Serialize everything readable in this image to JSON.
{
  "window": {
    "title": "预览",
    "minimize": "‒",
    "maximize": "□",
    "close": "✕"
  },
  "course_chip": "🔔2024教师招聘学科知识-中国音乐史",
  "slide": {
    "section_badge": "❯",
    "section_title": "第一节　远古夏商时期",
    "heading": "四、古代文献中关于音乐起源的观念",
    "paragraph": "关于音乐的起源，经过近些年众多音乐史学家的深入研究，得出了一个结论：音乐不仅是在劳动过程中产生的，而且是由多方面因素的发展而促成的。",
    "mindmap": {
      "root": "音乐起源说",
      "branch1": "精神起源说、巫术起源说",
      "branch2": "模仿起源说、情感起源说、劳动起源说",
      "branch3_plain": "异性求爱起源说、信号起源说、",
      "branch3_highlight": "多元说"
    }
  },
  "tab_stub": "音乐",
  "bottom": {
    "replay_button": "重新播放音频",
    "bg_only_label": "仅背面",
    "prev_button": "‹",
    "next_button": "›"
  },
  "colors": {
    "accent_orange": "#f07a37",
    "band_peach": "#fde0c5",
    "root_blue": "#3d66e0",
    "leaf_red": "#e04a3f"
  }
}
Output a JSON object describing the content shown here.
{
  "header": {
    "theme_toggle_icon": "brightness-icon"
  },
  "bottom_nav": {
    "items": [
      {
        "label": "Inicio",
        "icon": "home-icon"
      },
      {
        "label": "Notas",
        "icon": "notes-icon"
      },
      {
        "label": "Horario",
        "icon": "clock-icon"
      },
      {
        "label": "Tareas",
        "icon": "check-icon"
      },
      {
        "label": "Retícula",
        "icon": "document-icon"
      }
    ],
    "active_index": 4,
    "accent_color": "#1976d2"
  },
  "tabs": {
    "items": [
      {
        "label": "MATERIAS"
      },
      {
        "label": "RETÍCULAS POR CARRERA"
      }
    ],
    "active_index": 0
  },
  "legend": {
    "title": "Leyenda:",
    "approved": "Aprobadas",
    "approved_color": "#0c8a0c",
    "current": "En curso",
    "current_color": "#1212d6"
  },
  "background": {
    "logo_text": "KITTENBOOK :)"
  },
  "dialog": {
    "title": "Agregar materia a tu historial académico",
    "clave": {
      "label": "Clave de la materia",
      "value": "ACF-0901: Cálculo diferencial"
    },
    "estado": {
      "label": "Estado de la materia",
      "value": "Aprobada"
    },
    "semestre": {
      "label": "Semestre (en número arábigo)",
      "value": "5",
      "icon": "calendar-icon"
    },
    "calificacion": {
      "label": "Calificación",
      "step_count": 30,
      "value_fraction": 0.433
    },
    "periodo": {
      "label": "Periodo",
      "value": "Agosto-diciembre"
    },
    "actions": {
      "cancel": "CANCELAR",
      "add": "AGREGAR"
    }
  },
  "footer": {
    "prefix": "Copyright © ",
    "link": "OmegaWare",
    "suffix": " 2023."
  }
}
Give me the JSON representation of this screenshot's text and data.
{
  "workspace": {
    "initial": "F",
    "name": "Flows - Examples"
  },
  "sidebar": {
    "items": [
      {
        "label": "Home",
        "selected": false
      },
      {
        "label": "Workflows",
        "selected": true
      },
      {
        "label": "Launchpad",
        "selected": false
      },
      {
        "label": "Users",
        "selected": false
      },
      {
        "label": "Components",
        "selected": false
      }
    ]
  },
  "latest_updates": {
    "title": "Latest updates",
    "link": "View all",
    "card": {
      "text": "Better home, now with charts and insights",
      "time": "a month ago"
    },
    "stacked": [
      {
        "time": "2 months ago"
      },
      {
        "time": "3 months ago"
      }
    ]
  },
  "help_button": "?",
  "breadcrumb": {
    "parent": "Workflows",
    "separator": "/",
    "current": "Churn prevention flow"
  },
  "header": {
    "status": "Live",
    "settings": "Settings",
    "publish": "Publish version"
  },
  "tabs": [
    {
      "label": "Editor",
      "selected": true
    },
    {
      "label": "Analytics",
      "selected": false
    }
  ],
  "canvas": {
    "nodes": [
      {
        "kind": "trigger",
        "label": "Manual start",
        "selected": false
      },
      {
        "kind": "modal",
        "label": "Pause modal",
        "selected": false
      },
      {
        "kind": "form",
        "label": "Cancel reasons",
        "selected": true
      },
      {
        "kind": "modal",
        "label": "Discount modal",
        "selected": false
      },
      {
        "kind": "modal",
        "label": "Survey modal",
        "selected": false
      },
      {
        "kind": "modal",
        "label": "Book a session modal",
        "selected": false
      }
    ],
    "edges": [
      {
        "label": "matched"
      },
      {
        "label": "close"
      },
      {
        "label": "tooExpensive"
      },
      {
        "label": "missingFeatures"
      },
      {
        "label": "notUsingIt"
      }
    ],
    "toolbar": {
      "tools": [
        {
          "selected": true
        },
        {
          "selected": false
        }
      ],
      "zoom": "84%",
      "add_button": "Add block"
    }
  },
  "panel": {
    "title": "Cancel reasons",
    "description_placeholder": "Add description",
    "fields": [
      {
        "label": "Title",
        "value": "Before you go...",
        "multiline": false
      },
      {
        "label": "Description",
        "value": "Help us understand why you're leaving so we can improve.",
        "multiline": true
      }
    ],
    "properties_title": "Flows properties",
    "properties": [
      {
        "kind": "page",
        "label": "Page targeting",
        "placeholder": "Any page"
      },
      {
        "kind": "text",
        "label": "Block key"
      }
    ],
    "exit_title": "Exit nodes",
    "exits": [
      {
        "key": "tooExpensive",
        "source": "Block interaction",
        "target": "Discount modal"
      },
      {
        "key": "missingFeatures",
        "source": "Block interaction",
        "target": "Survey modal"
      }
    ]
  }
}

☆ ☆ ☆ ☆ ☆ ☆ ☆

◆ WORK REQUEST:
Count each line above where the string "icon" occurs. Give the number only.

◆ EXERCISE RESPONSE:
7